** Data for the task follows **

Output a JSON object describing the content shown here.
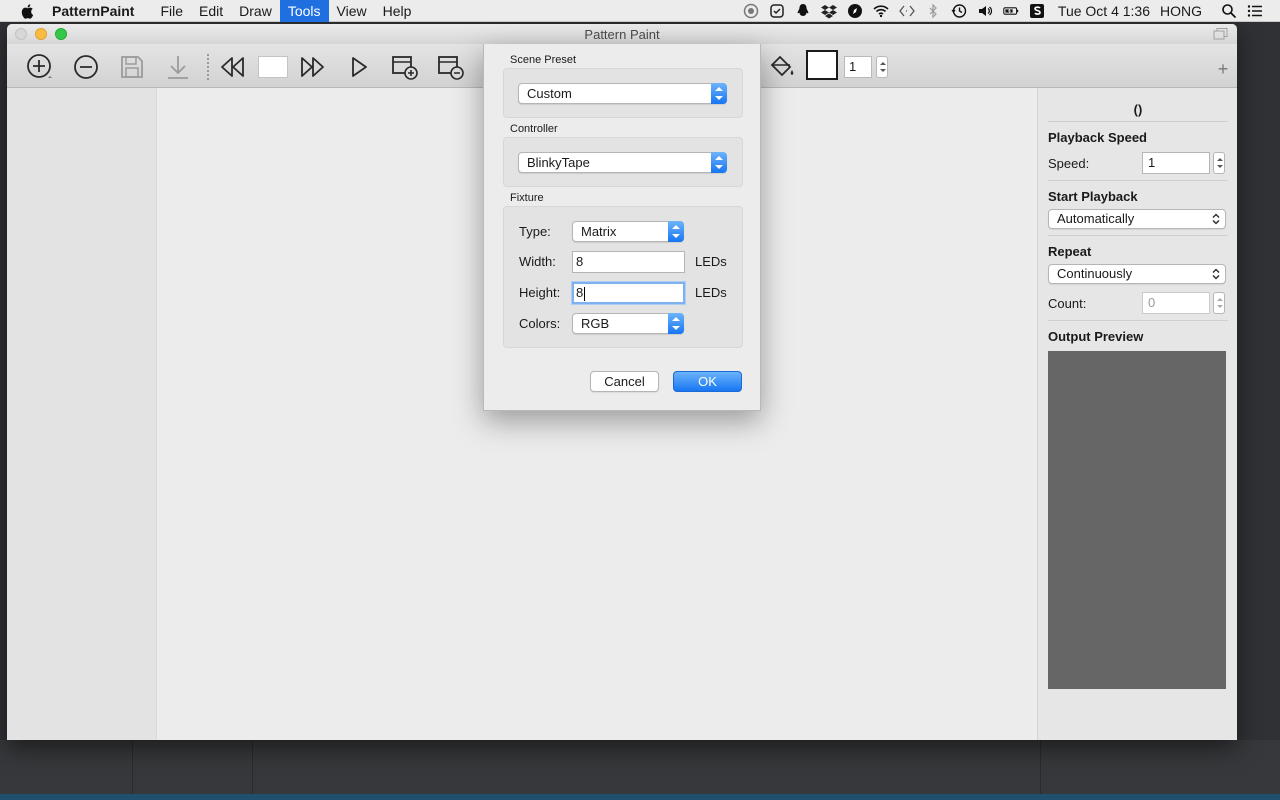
{
  "menubar": {
    "app_name": "PatternPaint",
    "menus": [
      "File",
      "Edit",
      "Draw",
      "Tools",
      "View",
      "Help"
    ],
    "active_menu": "Tools",
    "clock": "Tue Oct 4  1:36",
    "user": "HONG"
  },
  "window": {
    "title": "Pattern Paint",
    "frame_index": "1"
  },
  "right_panel": {
    "title": "()",
    "playback_speed_heading": "Playback Speed",
    "speed_label": "Speed:",
    "speed_value": "1",
    "start_playback_heading": "Start Playback",
    "start_playback_value": "Automatically",
    "repeat_heading": "Repeat",
    "repeat_value": "Continuously",
    "count_label": "Count:",
    "count_value": "0",
    "output_preview_heading": "Output Preview"
  },
  "dialog": {
    "scene_preset_label": "Scene Preset",
    "scene_preset_value": "Custom",
    "controller_label": "Controller",
    "controller_value": "BlinkyTape",
    "fixture_label": "Fixture",
    "type_label": "Type:",
    "type_value": "Matrix",
    "width_label": "Width:",
    "width_value": "8",
    "width_unit": "LEDs",
    "height_label": "Height:",
    "height_value": "8",
    "height_unit": "LEDs",
    "colors_label": "Colors:",
    "colors_value": "RGB",
    "cancel_label": "Cancel",
    "ok_label": "OK"
  },
  "colors": {
    "accent": "#1f6fe0",
    "preview_bg": "#666666"
  }
}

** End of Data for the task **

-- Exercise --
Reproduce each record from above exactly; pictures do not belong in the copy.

-- Response to the exercise --
Output a JSON object describing the content shown here.
{
  "menubar": {
    "app_name": "PatternPaint",
    "menus": [
      "File",
      "Edit",
      "Draw",
      "Tools",
      "View",
      "Help"
    ],
    "active_menu": "Tools",
    "clock": "Tue Oct 4  1:36",
    "user": "HONG"
  },
  "window": {
    "title": "Pattern Paint",
    "frame_index": "1"
  },
  "right_panel": {
    "title": "()",
    "playback_speed_heading": "Playback Speed",
    "speed_label": "Speed:",
    "speed_value": "1",
    "start_playback_heading": "Start Playback",
    "start_playback_value": "Automatically",
    "repeat_heading": "Repeat",
    "repeat_value": "Continuously",
    "count_label": "Count:",
    "count_value": "0",
    "output_preview_heading": "Output Preview"
  },
  "dialog": {
    "scene_preset_label": "Scene Preset",
    "scene_preset_value": "Custom",
    "controller_label": "Controller",
    "controller_value": "BlinkyTape",
    "fixture_label": "Fixture",
    "type_label": "Type:",
    "type_value": "Matrix",
    "width_label": "Width:",
    "width_value": "8",
    "width_unit": "LEDs",
    "height_label": "Height:",
    "height_value": "8",
    "height_unit": "LEDs",
    "colors_label": "Colors:",
    "colors_value": "RGB",
    "cancel_label": "Cancel",
    "ok_label": "OK"
  },
  "colors": {
    "accent": "#1f6fe0",
    "preview_bg": "#666666"
  }
}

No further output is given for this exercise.